| PROBLEM STATEMENT |
Show each line of the listing in which the word "balení" occurs.

| RECORDED DATA |
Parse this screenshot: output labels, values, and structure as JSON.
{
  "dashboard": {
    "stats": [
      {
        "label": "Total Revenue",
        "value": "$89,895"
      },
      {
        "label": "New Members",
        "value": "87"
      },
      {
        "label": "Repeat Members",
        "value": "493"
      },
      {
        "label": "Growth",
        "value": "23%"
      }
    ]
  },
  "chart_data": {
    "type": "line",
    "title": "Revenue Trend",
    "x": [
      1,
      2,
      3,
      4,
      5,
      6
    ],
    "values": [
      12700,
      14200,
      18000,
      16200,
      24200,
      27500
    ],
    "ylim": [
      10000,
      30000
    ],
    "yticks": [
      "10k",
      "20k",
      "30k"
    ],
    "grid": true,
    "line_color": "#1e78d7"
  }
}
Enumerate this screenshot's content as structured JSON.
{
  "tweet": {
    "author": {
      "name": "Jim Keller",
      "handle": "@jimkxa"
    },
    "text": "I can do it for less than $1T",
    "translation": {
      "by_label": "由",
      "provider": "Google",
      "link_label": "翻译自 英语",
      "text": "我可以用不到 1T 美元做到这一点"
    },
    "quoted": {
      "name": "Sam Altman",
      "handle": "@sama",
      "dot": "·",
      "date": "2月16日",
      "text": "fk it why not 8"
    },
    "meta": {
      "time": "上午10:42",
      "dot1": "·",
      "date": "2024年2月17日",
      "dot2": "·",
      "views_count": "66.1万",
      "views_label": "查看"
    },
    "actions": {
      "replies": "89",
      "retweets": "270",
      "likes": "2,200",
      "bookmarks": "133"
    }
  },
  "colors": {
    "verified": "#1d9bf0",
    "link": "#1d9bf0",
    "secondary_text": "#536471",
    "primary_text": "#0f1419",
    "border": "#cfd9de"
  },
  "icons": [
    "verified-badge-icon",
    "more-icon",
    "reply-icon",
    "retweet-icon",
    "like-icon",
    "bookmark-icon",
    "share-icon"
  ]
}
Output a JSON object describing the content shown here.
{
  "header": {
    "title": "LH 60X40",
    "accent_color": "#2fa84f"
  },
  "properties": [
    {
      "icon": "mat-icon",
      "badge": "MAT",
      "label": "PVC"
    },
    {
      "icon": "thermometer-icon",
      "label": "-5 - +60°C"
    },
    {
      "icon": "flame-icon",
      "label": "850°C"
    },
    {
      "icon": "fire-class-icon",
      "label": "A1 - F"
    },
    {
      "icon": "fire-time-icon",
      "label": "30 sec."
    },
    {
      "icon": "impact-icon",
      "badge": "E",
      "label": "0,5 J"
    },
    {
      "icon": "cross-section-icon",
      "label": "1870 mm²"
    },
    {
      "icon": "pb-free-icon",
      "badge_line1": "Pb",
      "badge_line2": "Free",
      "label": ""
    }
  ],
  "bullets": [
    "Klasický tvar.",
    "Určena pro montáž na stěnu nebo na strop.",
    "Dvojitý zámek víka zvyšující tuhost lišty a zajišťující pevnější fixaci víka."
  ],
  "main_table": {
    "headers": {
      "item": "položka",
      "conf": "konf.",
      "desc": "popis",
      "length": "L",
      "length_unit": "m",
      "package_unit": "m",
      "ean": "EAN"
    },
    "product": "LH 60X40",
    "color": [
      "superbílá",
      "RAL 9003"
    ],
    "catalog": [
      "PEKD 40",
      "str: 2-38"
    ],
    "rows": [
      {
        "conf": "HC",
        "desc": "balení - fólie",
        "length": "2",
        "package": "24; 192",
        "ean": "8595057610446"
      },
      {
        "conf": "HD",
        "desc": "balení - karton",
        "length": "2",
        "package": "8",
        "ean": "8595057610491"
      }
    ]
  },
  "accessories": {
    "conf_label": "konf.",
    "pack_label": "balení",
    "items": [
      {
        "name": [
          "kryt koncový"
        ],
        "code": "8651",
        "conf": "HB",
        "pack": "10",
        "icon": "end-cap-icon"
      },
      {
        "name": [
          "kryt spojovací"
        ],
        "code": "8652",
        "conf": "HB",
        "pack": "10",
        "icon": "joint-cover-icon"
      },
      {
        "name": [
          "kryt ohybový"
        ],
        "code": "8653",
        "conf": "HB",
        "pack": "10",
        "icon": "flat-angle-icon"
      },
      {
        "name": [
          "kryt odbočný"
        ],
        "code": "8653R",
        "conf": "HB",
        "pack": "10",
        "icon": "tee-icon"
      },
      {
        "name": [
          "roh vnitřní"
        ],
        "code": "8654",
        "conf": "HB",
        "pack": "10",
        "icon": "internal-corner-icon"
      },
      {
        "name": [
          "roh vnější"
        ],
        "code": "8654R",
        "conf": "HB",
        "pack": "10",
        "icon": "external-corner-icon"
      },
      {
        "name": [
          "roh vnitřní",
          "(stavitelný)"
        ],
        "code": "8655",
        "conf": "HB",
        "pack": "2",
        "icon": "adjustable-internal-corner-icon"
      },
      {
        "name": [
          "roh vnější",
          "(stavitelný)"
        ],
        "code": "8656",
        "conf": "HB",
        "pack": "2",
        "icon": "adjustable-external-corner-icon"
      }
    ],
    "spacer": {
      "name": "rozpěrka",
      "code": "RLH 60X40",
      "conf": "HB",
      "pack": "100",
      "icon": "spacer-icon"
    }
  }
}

| OUTPUT BELOW |
        "desc": "balení - fólie",
        "desc": "balení - karton",
    "pack_label": "balení",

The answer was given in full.